DATASET EXTRACT section start
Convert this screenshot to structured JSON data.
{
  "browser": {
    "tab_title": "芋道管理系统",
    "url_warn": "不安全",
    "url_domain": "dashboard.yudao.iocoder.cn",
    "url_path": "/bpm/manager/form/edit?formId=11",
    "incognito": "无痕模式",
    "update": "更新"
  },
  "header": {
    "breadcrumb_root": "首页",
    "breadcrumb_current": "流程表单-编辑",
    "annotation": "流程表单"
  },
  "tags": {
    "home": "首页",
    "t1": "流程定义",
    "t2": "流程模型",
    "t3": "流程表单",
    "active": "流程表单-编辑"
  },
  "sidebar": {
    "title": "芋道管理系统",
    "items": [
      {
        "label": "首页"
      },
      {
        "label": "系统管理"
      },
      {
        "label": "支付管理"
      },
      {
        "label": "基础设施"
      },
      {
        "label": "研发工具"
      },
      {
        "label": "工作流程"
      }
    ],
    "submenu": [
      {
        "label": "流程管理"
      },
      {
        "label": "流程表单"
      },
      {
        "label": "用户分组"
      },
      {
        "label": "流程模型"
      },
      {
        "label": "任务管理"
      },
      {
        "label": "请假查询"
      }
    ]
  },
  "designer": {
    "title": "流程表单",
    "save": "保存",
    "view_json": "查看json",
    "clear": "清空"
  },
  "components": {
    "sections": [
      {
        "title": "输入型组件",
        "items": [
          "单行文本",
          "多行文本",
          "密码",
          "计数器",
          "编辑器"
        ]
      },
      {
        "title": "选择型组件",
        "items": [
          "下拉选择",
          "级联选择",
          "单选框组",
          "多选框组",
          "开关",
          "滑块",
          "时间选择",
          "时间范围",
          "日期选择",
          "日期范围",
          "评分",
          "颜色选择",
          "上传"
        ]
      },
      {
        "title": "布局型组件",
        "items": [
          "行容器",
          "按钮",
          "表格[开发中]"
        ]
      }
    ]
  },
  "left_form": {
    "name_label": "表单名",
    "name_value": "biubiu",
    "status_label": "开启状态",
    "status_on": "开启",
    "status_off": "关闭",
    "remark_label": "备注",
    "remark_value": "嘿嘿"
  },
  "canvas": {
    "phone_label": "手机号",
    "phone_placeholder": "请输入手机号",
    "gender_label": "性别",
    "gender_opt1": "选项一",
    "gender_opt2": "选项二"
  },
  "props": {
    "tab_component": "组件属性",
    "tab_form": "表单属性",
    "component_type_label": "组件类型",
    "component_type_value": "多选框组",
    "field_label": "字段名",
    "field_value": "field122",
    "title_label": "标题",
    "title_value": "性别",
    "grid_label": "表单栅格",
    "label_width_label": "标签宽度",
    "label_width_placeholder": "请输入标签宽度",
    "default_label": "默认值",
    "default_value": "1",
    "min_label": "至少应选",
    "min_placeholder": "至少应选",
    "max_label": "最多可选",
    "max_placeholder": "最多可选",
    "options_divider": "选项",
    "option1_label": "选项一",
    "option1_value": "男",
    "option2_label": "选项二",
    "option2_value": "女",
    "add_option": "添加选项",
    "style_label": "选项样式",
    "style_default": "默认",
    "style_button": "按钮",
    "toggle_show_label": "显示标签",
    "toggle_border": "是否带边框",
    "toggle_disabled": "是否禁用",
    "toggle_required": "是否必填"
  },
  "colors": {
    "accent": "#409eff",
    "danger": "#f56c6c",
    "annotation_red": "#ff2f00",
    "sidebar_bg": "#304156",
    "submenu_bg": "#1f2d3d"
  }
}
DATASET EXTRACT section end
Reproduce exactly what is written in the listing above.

Convert this screenshot to structured JSON data.
{
  "browser": {
    "tab_title": "芋道管理系统",
    "url_warn": "不安全",
    "url_domain": "dashboard.yudao.iocoder.cn",
    "url_path": "/bpm/manager/form/edit?formId=11",
    "incognito": "无痕模式",
    "update": "更新"
  },
  "header": {
    "breadcrumb_root": "首页",
    "breadcrumb_current": "流程表单-编辑",
    "annotation": "流程表单"
  },
  "tags": {
    "home": "首页",
    "t1": "流程定义",
    "t2": "流程模型",
    "t3": "流程表单",
    "active": "流程表单-编辑"
  },
  "sidebar": {
    "title": "芋道管理系统",
    "items": [
      {
        "label": "首页"
      },
      {
        "label": "系统管理"
      },
      {
        "label": "支付管理"
      },
      {
        "label": "基础设施"
      },
      {
        "label": "研发工具"
      },
      {
        "label": "工作流程"
      }
    ],
    "submenu": [
      {
        "label": "流程管理"
      },
      {
        "label": "流程表单"
      },
      {
        "label": "用户分组"
      },
      {
        "label": "流程模型"
      },
      {
        "label": "任务管理"
      },
      {
        "label": "请假查询"
      }
    ]
  },
  "designer": {
    "title": "流程表单",
    "save": "保存",
    "view_json": "查看json",
    "clear": "清空"
  },
  "components": {
    "sections": [
      {
        "title": "输入型组件",
        "items": [
          "单行文本",
          "多行文本",
          "密码",
          "计数器",
          "编辑器"
        ]
      },
      {
        "title": "选择型组件",
        "items": [
          "下拉选择",
          "级联选择",
          "单选框组",
          "多选框组",
          "开关",
          "滑块",
          "时间选择",
          "时间范围",
          "日期选择",
          "日期范围",
          "评分",
          "颜色选择",
          "上传"
        ]
      },
      {
        "title": "布局型组件",
        "items": [
          "行容器",
          "按钮",
          "表格[开发中]"
        ]
      }
    ]
  },
  "left_form": {
    "name_label": "表单名",
    "name_value": "biubiu",
    "status_label": "开启状态",
    "status_on": "开启",
    "status_off": "关闭",
    "remark_label": "备注",
    "remark_value": "嘿嘿"
  },
  "canvas": {
    "phone_label": "手机号",
    "phone_placeholder": "请输入手机号",
    "gender_label": "性别",
    "gender_opt1": "选项一",
    "gender_opt2": "选项二"
  },
  "props": {
    "tab_component": "组件属性",
    "tab_form": "表单属性",
    "component_type_label": "组件类型",
    "component_type_value": "多选框组",
    "field_label": "字段名",
    "field_value": "field122",
    "title_label": "标题",
    "title_value": "性别",
    "grid_label": "表单栅格",
    "label_width_label": "标签宽度",
    "label_width_placeholder": "请输入标签宽度",
    "default_label": "默认值",
    "default_value": "1",
    "min_label": "至少应选",
    "min_placeholder": "至少应选",
    "max_label": "最多可选",
    "max_placeholder": "最多可选",
    "options_divider": "选项",
    "option1_label": "选项一",
    "option1_value": "男",
    "option2_label": "选项二",
    "option2_value": "女",
    "add_option": "添加选项",
    "style_label": "选项样式",
    "style_default": "默认",
    "style_button": "按钮",
    "toggle_show_label": "显示标签",
    "toggle_border": "是否带边框",
    "toggle_disabled": "是否禁用",
    "toggle_required": "是否必填"
  },
  "colors": {
    "accent": "#409eff",
    "danger": "#f56c6c",
    "annotation_red": "#ff2f00",
    "sidebar_bg": "#304156",
    "submenu_bg": "#1f2d3d"
  }
}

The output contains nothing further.